→ Problem to work on: Line by line, please look for the word "view" in the following records, then copy each line you find it in.

Element data from apps and pages:
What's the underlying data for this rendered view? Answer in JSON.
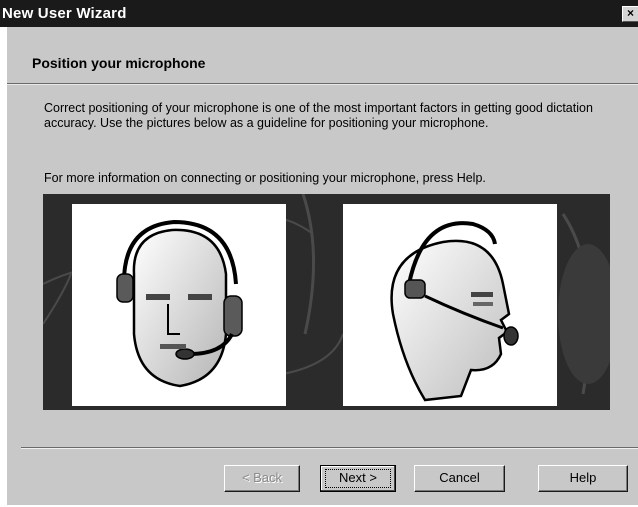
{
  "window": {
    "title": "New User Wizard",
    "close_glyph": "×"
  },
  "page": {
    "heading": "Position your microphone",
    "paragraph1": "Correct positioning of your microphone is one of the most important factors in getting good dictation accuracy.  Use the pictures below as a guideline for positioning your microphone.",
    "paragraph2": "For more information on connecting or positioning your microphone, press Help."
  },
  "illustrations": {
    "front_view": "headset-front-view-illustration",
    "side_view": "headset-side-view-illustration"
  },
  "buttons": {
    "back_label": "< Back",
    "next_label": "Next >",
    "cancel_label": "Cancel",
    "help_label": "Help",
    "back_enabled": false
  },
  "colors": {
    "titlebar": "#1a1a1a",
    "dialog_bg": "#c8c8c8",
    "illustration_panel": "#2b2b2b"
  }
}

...

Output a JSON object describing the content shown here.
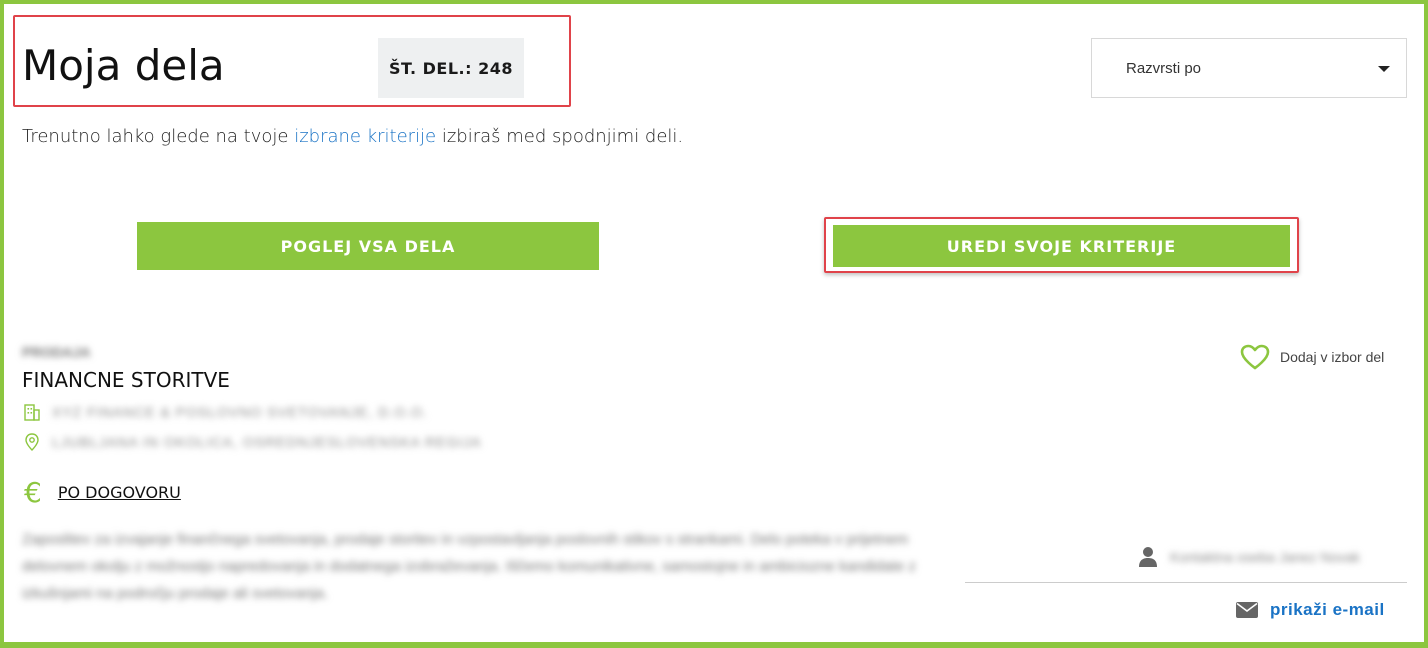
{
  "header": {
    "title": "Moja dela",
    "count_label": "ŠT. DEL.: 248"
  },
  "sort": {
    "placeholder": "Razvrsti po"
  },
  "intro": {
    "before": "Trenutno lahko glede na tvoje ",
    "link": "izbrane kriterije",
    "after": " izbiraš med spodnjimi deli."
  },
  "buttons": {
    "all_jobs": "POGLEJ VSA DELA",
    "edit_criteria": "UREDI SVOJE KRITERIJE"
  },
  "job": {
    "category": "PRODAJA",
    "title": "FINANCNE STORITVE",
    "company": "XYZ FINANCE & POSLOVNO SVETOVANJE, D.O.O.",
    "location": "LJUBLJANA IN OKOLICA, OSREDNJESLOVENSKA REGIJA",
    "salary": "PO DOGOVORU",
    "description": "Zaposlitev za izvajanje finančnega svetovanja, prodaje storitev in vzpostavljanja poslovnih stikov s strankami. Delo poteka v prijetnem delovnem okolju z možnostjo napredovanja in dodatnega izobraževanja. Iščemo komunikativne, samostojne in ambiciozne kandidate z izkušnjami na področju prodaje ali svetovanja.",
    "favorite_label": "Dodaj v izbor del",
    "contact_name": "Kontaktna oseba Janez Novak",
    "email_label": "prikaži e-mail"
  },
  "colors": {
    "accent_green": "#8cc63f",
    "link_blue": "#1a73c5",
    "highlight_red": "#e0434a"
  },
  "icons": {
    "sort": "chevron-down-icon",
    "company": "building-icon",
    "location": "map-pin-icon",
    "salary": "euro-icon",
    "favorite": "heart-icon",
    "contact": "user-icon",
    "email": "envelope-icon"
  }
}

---

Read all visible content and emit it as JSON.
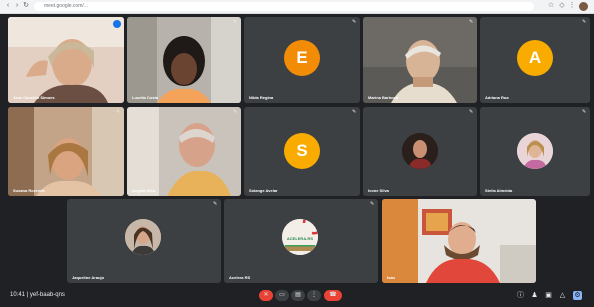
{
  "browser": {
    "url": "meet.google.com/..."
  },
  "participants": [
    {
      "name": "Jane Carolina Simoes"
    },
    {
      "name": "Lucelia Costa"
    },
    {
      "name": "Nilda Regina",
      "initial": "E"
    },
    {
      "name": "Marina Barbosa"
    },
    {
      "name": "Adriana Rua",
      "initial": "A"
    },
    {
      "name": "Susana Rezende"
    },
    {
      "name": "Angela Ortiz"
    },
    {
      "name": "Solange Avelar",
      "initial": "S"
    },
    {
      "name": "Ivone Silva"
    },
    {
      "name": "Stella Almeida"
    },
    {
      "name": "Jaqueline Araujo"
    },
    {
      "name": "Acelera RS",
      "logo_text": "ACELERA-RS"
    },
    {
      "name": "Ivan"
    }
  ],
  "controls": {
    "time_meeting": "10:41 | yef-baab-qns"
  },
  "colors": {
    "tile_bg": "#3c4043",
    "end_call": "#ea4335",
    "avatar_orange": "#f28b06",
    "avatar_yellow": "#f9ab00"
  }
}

→ Solved exercise:
What's the underlying data for this rendered view? Answer in JSON.
    "front_view": "headset-front-view-illustration",
    "side_view": "headset-side-view-illustration"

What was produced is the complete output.